Back in April, Moderna shared its intentions to create an HIV vaccine in collaboration with THE Bill and Melinda Gates Foundation, as well as the International AIDS Vaccine Initiative. This month we also received details regarding the first phase of the vaccine trial.
Prevention might represent the most efficient weapon to finally beat HIV. Moderna plans to start this week the first phase of a clinical trial. The vaccine is based in fact on mRNA, just as the COVID-19 vaccine. The first trial is meant to verify the safety of the shot, testing it on a group of volunteers that are not infected with HIV. The start date for the trial will be August 19 and 56 healthy people have volunteered to go through Phase 1.
During this phase, researchers make sure the vaccine does not have any dangerous side effects. In this case, they will also analyze how the immune system of the volunteer responds. Phase 1 is expected to end in 2023. If this phase proves to be successful, it will take more years of tests before the vaccine is publicly released.
HIV has become less of a grave health issue in the past years as there have appeared multiple antivirals that can successfully fight the virus in persons who are infected. Nonetheless, the disease remains dangerous, as it can disrupt the antibody defense in the body by mutating certain portions of its structure. As such, the antibodies fight against the parts of the virus that remain sable, ignoring the mutating parts.

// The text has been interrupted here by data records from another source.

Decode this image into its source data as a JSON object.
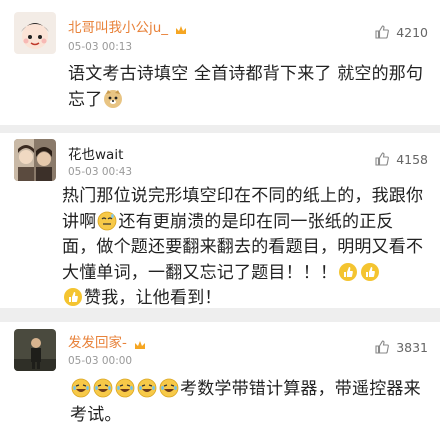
{
  "comments": [
    {
      "username": "北哥叫我小公ju_",
      "time": "05-03 00:13",
      "likes": "4210",
      "text_parts": [
        "语文考古诗填空 全首诗都背下来了 就空的那句忘了"
      ]
    },
    {
      "username": "花也wait",
      "time": "05-03 00:43",
      "likes": "4158",
      "text_parts": [
        "热门那位说完形填空印在不同的纸上的，我跟你讲啊",
        "还有更崩溃的是印在同一张纸的正反面，做个题还要翻来翻去的看题目，明明又看不大懂单词，一翻又忘记了题目！！！",
        "赞我，让他看到！"
      ]
    },
    {
      "username": "发发回家-",
      "time": "05-03 00:00",
      "likes": "3831",
      "text_parts": [
        "考数学带错计算器，带遥控器来考试。"
      ]
    }
  ],
  "icons": {
    "like": "thumbs-up-icon",
    "vip": "crown-badge-icon",
    "emoji_doge": "doge-emoji-icon",
    "emoji_awkward": "awkward-smile-emoji-icon",
    "emoji_thumb": "yellow-thumb-emoji-icon",
    "emoji_laugh": "laugh-cry-emoji-icon"
  },
  "colors": {
    "username_highlight": "#e8823a",
    "username_normal": "#222222",
    "meta_text": "#999999",
    "divider": "#eeeeee"
  }
}
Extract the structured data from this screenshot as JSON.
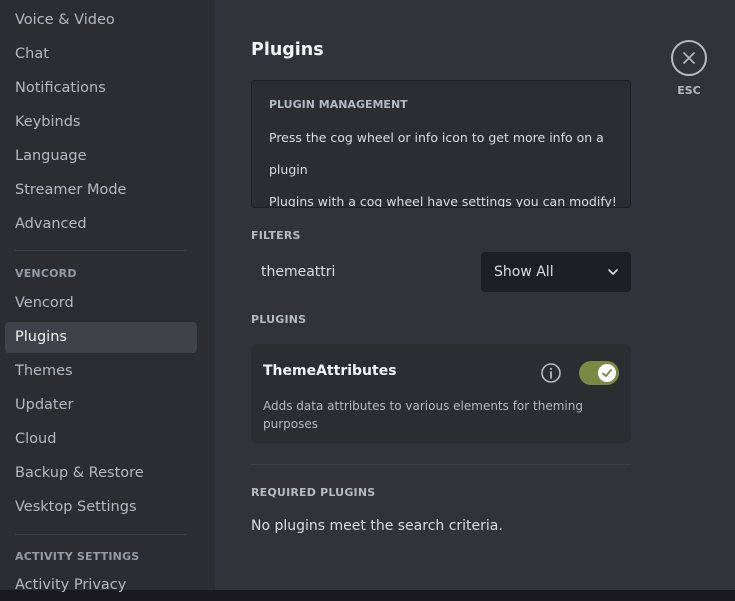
{
  "sidebar": {
    "items_top": [
      {
        "label": "Voice & Video"
      },
      {
        "label": "Chat"
      },
      {
        "label": "Notifications"
      },
      {
        "label": "Keybinds"
      },
      {
        "label": "Language"
      },
      {
        "label": "Streamer Mode"
      },
      {
        "label": "Advanced"
      }
    ],
    "vencord_section": "VENCORD",
    "items_vencord": [
      {
        "label": "Vencord"
      },
      {
        "label": "Plugins"
      },
      {
        "label": "Themes"
      },
      {
        "label": "Updater"
      },
      {
        "label": "Cloud"
      },
      {
        "label": "Backup & Restore"
      },
      {
        "label": "Vesktop Settings"
      }
    ],
    "activity_section": "ACTIVITY SETTINGS",
    "items_activity": [
      {
        "label": "Activity Privacy"
      }
    ]
  },
  "main": {
    "title": "Plugins",
    "info_card": {
      "heading": "PLUGIN MANAGEMENT",
      "line1": "Press the cog wheel or info icon to get more info on a",
      "line2": "plugin",
      "line3": "Plugins with a cog wheel have settings you can modify!"
    },
    "filters_label": "FILTERS",
    "search_value": "themeattri",
    "select_value": "Show All",
    "plugins_label": "PLUGINS",
    "plugin": {
      "name": "ThemeAttributes",
      "description": "Adds data attributes to various elements for theming purposes",
      "enabled": true
    },
    "required_label": "REQUIRED PLUGINS",
    "required_empty": "No plugins meet the search criteria.",
    "close_label": "ESC"
  },
  "colors": {
    "accent_toggle": "#7a8a45",
    "sidebar_bg": "#2b2d31",
    "main_bg": "#313338"
  }
}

Previous attempts to create a HIV vaccine focused on trying to make the immune system create the antibodies by itself. However, Moderna is now trying a new approach, inspired by the method used to create the COVID-19 vaccine.